Cultured (Desi) Ghee
– Cultured ghee is a bit different than regular ghee because it is made with yogurt, while regular ghee is made from milk. Cultured Ghee is mainly for those who are very dairy sensitive. If this does not apply to you then regular ghee should work just fine. It also has a more butter-like taste than normal ghee, due to the cream in the fermentation process. Cultured ghee is known as desi ghee in India.
– Vegetable ghee is a vegetarian alternative to traditional ghee. It is made purely of hardened vegetable oils and has absolutely no milk products. It is great for baking, sautéing, and deep-frying as well as being a great spread for bread and vegetables. It is completely cholesterol-free and has a milder taste than traditional ghee.

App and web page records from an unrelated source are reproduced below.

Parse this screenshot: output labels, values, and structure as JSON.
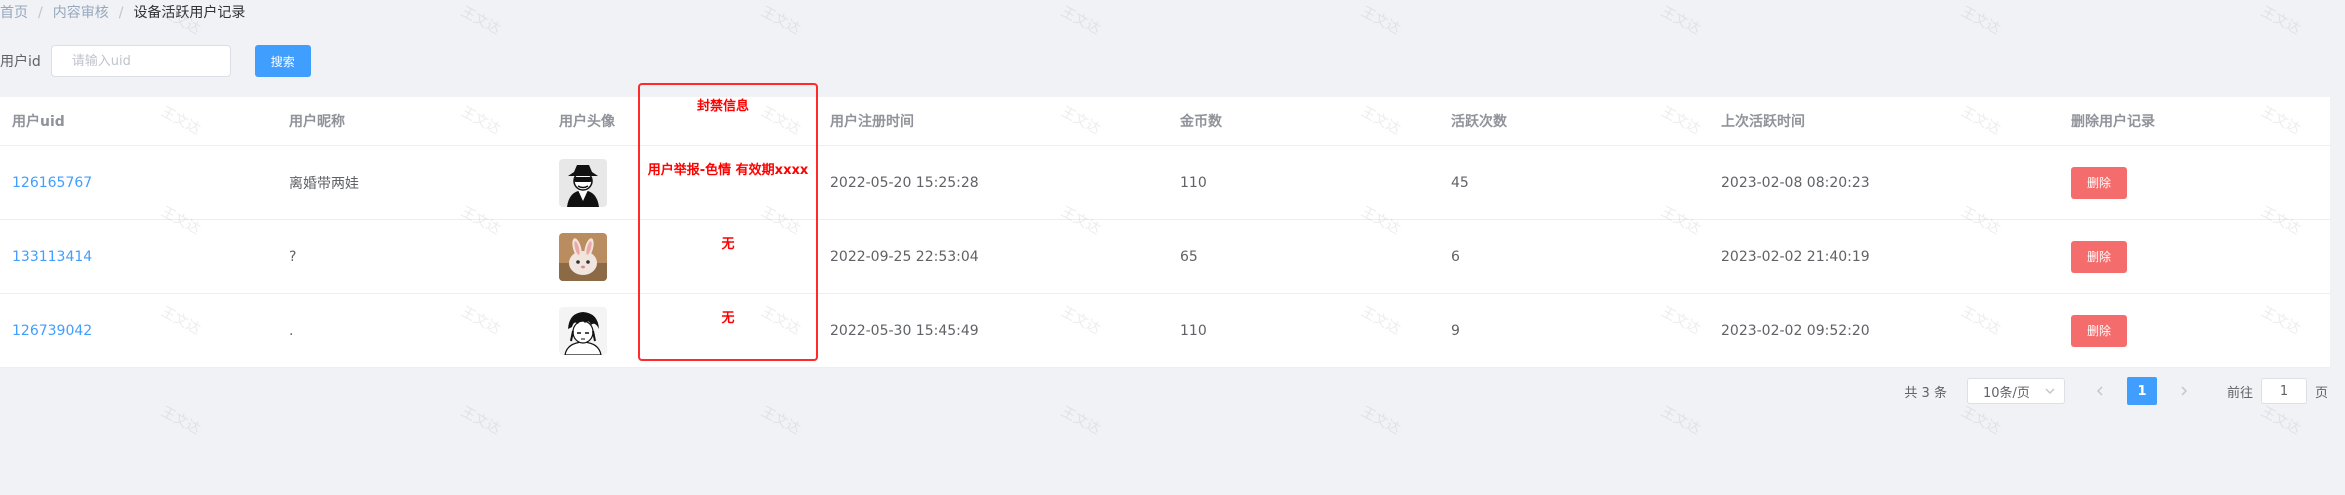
{
  "breadcrumb": [
    "首页",
    "内容审核",
    "设备活跃用户记录"
  ],
  "search": {
    "label": "用户id",
    "placeholder": "请输入uid",
    "value": "",
    "button_label": "搜索"
  },
  "table": {
    "columns": [
      "用户uid",
      "用户昵称",
      "用户头像",
      "封禁信息",
      "用户注册时间",
      "金币数",
      "活跃次数",
      "上次活跃时间",
      "删除用户记录"
    ],
    "rows": [
      {
        "uid": "126165767",
        "nickname": "离婚带两娃",
        "avatar": "avatar-spy",
        "ban": "用户举报-色情 有效期xxxx",
        "registered": "2022-05-20 15:25:28",
        "coins": "110",
        "active_count": "45",
        "last_active": "2023-02-08 08:20:23",
        "delete_label": "删除"
      },
      {
        "uid": "133113414",
        "nickname": "?",
        "avatar": "avatar-bunny",
        "ban": "无",
        "registered": "2022-09-25 22:53:04",
        "coins": "65",
        "active_count": "6",
        "last_active": "2023-02-02 21:40:19",
        "delete_label": "删除"
      },
      {
        "uid": "126739042",
        "nickname": ".",
        "avatar": "avatar-anime",
        "ban": "无",
        "registered": "2022-05-30 15:45:49",
        "coins": "110",
        "active_count": "9",
        "last_active": "2023-02-02 09:52:20",
        "delete_label": "删除"
      }
    ]
  },
  "pagination": {
    "total_text": "共 3 条",
    "page_size": "10条/页",
    "current_page": "1",
    "goto_label": "前往",
    "goto_value": "1",
    "page_suffix": "页"
  },
  "watermark": "王文达",
  "colors": {
    "primary": "#409eff",
    "danger": "#f56c6c",
    "annotation": "#ff2a2a"
  }
}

– Flavored ghee basically has the same properties as traditional ghee, except there is added flavor (pretty obvious right). This ghee is best made at home so that you can have control of whatever flavors that you want to be infused. Just follow the steps below on how to make ghee. Add whatever spices and herbs that you desire and then you are good to go.

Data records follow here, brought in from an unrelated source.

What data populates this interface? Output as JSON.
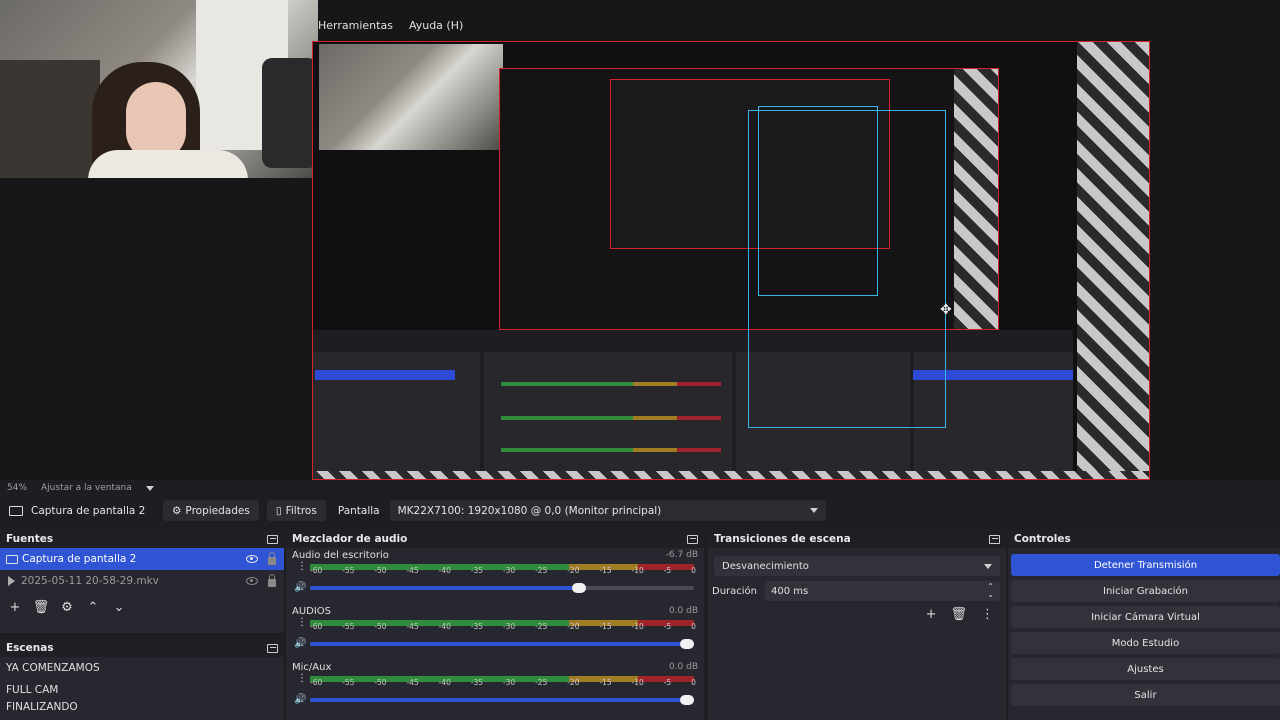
{
  "menu": {
    "tools": "Herramientas",
    "help": "Ayuda (H)"
  },
  "zoom": {
    "percent": "54%",
    "fit_label": "Ajustar a la ventana"
  },
  "source_toolbar": {
    "source_name": "Captura de pantalla 2",
    "properties_label": "Propiedades",
    "filters_label": "Filtros",
    "display_label": "Pantalla",
    "display_value": "MK22X7100: 1920x1080 @ 0,0 (Monitor principal)"
  },
  "sources": {
    "title": "Fuentes",
    "items": [
      {
        "label": "Captura de pantalla 2",
        "selected": true,
        "visible": true
      },
      {
        "label": "2025-05-11 20-58-29.mkv",
        "selected": false,
        "visible": false
      }
    ]
  },
  "scenes": {
    "title": "Escenas",
    "items": [
      {
        "label": "YA COMENZAMOS"
      },
      {
        "label": "FULL CAM"
      },
      {
        "label": "FINALIZANDO"
      }
    ]
  },
  "mixer": {
    "title": "Mezclador de audio",
    "ticks": [
      "-60",
      "-55",
      "-50",
      "-45",
      "-40",
      "-35",
      "-30",
      "-25",
      "-20",
      "-15",
      "-10",
      "-5",
      "0"
    ],
    "channels": [
      {
        "name": "Audio del escritorio",
        "db": "-6.7 dB",
        "level": 0.72,
        "volume": 0.72
      },
      {
        "name": "AUDIOS",
        "db": "0.0 dB",
        "level": 0.0,
        "volume": 1.0
      },
      {
        "name": "Mic/Aux",
        "db": "0.0 dB",
        "level": 0.55,
        "volume": 1.0
      }
    ]
  },
  "transitions": {
    "title": "Transiciones de escena",
    "selected": "Desvanecimiento",
    "duration_label": "Duración",
    "duration_value": "400 ms"
  },
  "controls": {
    "title": "Controles",
    "buttons": [
      {
        "label": "Detener Transmisión",
        "active": true
      },
      {
        "label": "Iniciar Grabación",
        "active": false
      },
      {
        "label": "Iniciar Cámara Virtual",
        "active": false
      },
      {
        "label": "Modo Estudio",
        "active": false
      },
      {
        "label": "Ajustes",
        "active": false
      },
      {
        "label": "Salir",
        "active": false
      }
    ]
  },
  "colors": {
    "accent": "#2f55d4",
    "canvas_border": "#d6232a",
    "selection": "#3ab4e4",
    "meter_green": "#2f8c3a",
    "meter_yellow": "#a07c22",
    "meter_red": "#a0222a"
  }
}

How to Make Ghee
Ghee can be pretty expensive to buy in-store, so you may be better off making it at home. An easy way to make it is to get unsalted butter and simmer it over medium-low heat for about 15 minutes. You will know that you are on the right page when a crust forms on top. Scrape off the crust and then pour the remaining liquid into a container. You do not need to refrigerate it, in fact, many people say it is better if you don’t. You can also buy ready to make ghee in most grocery stores.
Ghee vs. Butter
Ghee has components that promote heart health. It has been shown to decrease cholesterol levels in those who consume it regularly. Ghee is also lower in lactose. As stated before, anyone that struggles with lactose intolerance is better off with ghee. Ghee has almost no lactose found in it. On the other hand, butter is low in trans-fat. Trans-fat is largely associated with heart disease, which obviously is something you want to avoid. Overall, butter is known as a very neutral substance to consume. Small amounts of butter have been shown to reduce the risk of type 2 diabetes. This still does not mean that you should go crazy with your butter consumption.
What is Ghee Used For
• Cooking – Ghee can be used to cook nearly everything that butter is normally used for. It is great for baking, sautéing, and deep-frying as well as being a great spread for bread and vegetables
.• Skin Care – It reduces inflammation and dryness of the skin. This is because it has essential fatty acids that induce hydration. This can even be used for dark circles under your eyes and chapped lips
.• Lower Blood Pressure – This is due to the presence of Omega-3.• Hair Care – The fatty acids nourishes the scalp, which restores your hairs health.
Is Ghee Healthy
Overall, it would appear that ghee can be a very versatile and has a place in your kitchen as well as your skin and hair care regime. However, if you eat more than the recommended amount of ghee then you can experience some negative consequences such as weight gain. It is still fat after all.